The exploding batteries of Samsung Galaxy Note 7 hit the headlines after 2.5 million devices were already sold. There were about 35 complaints till September 1st, which quickly scaled up to 92, including 26 reports of burns and 55 complaining about property damage. As a damage control effort, Samsung immediately announced the recall of Galaxy Note 7 devices and urged all current users of Samsung Galaxy Note 7 to replace their devices.
Despite the company officially asking users to replace their Note 7 devices, it is surprising to see that Note 7 owners are not much happy with this request. So what’s exactly keeping Galaxy Note 7 owners from parting way with their Note 7 phones?
Samsung Galaxy Note 7: A Serious Threat to Life
The damages caused by Samsung Galaxy Note 7 are no more limited to just device burns. There have been reports of some serious issues of a jeep getting burned down and also that of a hotel room getting damaged due to the blast in this device. After such incidents, the Federal Aviation Administration (FAA) issued a statement banning this device in aeroplanes or any checked-in items of baggage. Just one day after the FAA statement, the Indian Government also issued a public notice to impose the ban on the device on September 9, 2016. This came as a huge blow for the Indian market which is touted as the second largest smartphone market in the world.

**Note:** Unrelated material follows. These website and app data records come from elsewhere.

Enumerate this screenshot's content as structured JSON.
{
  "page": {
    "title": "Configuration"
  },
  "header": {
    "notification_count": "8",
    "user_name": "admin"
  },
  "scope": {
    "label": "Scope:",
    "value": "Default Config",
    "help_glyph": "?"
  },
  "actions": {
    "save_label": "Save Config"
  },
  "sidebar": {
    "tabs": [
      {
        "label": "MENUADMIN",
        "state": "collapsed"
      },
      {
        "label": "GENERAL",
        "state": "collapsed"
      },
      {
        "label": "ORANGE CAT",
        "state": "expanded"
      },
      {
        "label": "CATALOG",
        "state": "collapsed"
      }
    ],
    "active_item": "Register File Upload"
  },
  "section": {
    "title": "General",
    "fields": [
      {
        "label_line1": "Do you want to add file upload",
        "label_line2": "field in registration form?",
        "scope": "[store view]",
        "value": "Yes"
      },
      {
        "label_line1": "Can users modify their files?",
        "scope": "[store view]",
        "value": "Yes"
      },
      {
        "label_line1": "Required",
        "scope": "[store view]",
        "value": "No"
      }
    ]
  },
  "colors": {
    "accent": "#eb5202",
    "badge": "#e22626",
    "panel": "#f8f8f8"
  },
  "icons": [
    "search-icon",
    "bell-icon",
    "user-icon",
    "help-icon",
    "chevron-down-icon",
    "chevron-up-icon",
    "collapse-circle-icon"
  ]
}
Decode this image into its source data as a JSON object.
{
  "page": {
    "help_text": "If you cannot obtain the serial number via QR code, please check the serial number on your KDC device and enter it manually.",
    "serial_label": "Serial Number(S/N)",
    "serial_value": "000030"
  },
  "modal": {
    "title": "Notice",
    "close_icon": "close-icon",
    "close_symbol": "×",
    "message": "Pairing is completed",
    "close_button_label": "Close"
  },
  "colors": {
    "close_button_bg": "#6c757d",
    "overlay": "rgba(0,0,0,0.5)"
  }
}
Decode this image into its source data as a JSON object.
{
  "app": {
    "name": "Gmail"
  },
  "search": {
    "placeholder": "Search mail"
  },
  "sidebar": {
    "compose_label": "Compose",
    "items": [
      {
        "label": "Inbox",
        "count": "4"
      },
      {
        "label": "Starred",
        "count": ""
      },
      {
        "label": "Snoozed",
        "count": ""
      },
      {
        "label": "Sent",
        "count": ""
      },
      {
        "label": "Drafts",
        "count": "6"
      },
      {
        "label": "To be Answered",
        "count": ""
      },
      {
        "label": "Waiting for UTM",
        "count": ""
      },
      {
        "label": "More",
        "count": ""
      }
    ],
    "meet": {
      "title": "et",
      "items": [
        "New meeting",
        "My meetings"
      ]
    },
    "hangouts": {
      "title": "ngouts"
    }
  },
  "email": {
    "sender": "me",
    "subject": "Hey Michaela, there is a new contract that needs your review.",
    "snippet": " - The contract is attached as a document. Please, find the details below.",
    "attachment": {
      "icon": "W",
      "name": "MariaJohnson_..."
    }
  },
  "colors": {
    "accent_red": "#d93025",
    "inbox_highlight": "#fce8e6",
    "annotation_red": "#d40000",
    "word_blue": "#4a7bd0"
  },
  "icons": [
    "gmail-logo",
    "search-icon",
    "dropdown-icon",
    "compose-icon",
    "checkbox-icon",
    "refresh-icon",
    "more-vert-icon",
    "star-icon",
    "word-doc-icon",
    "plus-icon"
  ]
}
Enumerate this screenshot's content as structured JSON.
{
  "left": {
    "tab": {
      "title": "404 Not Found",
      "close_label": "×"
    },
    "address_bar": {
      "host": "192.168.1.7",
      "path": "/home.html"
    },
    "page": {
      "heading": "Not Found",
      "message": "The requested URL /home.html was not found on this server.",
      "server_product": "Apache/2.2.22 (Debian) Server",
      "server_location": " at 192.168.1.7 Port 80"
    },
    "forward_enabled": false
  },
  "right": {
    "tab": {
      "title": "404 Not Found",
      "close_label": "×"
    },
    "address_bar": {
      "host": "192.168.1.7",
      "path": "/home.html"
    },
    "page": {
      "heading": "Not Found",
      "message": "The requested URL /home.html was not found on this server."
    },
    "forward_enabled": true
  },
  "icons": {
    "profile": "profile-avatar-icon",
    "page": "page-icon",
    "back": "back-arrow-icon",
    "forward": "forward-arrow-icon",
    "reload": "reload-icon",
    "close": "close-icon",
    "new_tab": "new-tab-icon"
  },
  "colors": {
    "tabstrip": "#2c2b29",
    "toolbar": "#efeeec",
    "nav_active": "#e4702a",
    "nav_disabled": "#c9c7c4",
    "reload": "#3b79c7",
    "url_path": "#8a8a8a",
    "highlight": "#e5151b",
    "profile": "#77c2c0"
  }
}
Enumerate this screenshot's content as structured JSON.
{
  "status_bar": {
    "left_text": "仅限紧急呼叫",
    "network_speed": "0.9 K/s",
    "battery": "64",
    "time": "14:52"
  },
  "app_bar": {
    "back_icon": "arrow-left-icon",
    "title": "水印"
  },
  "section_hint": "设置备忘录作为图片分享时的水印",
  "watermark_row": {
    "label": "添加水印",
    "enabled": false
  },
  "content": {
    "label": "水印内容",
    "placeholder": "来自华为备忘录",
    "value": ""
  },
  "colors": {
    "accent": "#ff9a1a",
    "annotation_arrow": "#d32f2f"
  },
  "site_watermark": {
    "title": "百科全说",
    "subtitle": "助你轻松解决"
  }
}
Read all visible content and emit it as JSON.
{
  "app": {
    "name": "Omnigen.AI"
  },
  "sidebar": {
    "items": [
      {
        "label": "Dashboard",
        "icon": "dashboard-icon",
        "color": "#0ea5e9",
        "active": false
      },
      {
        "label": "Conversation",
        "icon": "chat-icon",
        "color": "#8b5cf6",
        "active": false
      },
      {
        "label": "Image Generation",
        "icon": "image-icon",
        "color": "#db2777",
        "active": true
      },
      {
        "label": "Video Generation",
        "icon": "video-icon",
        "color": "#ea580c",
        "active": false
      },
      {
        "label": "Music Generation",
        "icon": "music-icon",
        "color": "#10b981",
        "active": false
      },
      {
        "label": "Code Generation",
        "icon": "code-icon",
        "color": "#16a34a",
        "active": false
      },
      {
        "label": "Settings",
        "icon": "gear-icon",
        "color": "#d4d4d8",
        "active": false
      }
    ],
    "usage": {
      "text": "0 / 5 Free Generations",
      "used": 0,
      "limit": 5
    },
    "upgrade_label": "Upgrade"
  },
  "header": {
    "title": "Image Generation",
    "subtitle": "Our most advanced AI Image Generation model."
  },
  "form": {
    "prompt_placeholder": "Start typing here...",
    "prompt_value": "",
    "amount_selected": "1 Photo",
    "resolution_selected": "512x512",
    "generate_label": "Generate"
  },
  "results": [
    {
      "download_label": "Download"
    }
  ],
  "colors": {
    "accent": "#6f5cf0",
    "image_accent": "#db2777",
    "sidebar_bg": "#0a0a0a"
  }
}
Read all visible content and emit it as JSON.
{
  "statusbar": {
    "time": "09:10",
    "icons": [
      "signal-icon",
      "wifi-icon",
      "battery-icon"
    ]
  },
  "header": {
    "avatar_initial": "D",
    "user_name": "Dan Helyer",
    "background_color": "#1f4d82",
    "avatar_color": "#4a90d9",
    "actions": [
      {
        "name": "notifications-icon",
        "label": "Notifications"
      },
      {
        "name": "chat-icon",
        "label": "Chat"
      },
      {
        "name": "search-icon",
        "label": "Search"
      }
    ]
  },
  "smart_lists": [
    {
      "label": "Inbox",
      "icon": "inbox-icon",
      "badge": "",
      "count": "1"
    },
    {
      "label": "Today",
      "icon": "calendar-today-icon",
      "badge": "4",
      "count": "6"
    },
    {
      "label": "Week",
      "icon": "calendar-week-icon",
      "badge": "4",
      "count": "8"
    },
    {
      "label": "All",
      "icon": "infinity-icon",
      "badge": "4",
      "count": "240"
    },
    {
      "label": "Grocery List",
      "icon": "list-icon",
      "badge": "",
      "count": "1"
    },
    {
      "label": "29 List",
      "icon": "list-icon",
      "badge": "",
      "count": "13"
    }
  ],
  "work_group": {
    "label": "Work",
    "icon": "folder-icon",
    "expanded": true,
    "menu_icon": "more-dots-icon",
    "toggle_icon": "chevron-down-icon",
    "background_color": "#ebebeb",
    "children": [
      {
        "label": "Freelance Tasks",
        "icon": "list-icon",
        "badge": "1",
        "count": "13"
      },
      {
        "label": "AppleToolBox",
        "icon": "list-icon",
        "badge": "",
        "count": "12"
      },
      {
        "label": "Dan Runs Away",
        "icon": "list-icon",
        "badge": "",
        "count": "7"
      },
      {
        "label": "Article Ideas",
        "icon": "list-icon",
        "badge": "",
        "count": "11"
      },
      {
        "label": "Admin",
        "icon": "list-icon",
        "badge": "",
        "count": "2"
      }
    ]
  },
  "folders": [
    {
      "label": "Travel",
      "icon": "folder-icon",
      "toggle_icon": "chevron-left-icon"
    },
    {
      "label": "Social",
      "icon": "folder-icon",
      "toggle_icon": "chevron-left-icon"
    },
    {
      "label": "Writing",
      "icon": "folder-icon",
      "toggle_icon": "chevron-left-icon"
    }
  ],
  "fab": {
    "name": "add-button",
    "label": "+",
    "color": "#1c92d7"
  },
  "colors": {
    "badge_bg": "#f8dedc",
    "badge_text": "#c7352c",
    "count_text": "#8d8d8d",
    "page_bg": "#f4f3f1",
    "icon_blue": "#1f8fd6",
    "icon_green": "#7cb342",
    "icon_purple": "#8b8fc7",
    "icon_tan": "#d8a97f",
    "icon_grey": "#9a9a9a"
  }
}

Samsung decided to halt the distributions of Galaxy Note 7 as soon as the complaints hit the newsroom. It made an official safety recall on September 15, 2016. According to the company, the devices sold after September 15th do not have the cell issues that were causing explosions. They have also launched a tool on their website for Note 7 users to check whether the device is eligible for exchange or not. Currently, Samsung is also working on an OTA update for the device which will limit the battery charging capacity to 60 percent to prevent the device from reaching the point that can cause an explosion.
Here Comes The Twist
Although the issue is so grave, there has been a small 13 percent decline in the device usage since the recall date. It looks like even the exploding batteries somehow failed to separate Galaxy Note 7 and its owners! Moreover, swapping 2.5 million devices is not an easy task.
Initially, Samsung announced the recall on September 2, stating that the company will voluntarily replace the devices with news ones. However, they did not mention whether it was safe to continue using their device or not. Only after a week, the company asked the users to turn down the power completely. Also, initially they did not mention the list of selected carriers and retail outlets where the users can get a replacement!
The exchange/return rate is seriously lower than the adoption rate which is a major concern for the company. Users are highly ignoring the recall, being under the impression that it won’t happen to them. As a matter of fact, it can happen to anyone. Another reason for this is probably the delayed availability of the replacement devices. It has been reported that the new Galaxy Note 7 replacement devices will be available in the US in all stores no later than September 21, 2016, after which we can hope for maximum users returning or exchanging the affected devices.
The replacement may kick off in the other countries later than the U.S., which means users of Galaxy Note 7 in other countries will not be getting the replacement anytime sooner. In anticipation of such delay and uncertainty, users are intentionally risking their lives.
Samsung Galaxy Note 7: Damages Are Done
Over a period of time, Samsung has built trust in its customers with its service and flagship products like Galaxy S6, S6 Edge and Galaxy S7, S7 Edge. The immediate step taken by Samsung to halt the distribution and sales of the faulty devices has been very effective in controlling the matter but failed to stop the explosions as they did not mention that using the device is unsafe. It has been considered as a technical glitch in an electronic device. Even after the reported incidents, the adoption rate kept on increasing. When the recall was made, the adoption rate dropped slightly, but it soon picked up real fast. The matter has also affected Samsung’s Korean market where its shares fell by 7% on 12th September, decreasing its market capital by over $14 billion.
“Consumer Safety is always our highest priority. Our collaboration with the CPSC to fast-track a voluntary recall in the U.S. addresses safety concerns by ensuring we reach Note 7 owners quickly to exchange their devices. We are asking owners to act now by powering down their Note 7 device and receive a replacement device or a refund through our exchange program.” said Tim Baxter, President of Samsung Electronics America.
The measures adopted by Samsung to reduce the effect of the glitch on the company as well as the customers are highly commendable. The steady adoption rate of this device stands testimony to the fact that Samsung has handled the situation very effectively without losing much of its goodwill for the device. However, the issue is a lesson for Samsung on the effects of ignoring certain criteria like quality testing, and focusing more on being competitive.
However, like always your safety is your responsibility. So, it is strongly recommended to power down the Note 7 and follow Samsung’s safety recall without any further delay.